• [Task brief] The word "true" occurs in some of the lines below; copy each of those lines.

....

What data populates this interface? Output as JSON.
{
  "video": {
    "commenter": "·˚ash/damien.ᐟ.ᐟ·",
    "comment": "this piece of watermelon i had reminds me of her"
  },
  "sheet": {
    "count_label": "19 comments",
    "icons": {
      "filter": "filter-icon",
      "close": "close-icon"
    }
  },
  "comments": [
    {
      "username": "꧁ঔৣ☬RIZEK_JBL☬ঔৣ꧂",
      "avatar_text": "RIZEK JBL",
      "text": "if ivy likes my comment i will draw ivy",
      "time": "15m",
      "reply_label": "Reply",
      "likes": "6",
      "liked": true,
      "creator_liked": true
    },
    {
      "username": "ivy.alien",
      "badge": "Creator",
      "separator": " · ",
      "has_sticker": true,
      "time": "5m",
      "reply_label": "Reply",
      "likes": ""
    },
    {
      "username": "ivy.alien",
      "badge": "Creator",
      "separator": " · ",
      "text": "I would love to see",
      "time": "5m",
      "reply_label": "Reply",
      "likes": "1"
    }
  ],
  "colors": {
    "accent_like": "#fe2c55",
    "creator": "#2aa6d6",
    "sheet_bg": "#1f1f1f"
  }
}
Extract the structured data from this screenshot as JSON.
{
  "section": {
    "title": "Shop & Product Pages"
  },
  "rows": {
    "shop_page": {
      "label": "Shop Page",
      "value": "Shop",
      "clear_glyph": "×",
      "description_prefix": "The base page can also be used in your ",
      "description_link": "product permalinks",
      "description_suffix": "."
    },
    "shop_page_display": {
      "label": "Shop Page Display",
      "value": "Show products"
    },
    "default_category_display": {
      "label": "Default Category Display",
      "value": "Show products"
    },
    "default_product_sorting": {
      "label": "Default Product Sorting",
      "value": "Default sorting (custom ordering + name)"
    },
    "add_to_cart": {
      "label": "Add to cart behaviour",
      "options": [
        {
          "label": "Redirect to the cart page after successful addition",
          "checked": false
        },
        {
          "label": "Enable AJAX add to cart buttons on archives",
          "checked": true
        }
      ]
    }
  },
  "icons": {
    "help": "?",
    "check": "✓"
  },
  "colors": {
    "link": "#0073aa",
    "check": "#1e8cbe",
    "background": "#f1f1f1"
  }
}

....

• [Answer to the problem]
      "liked": true,
      "creator_liked": true
      "has_sticker": true,
          "checked": true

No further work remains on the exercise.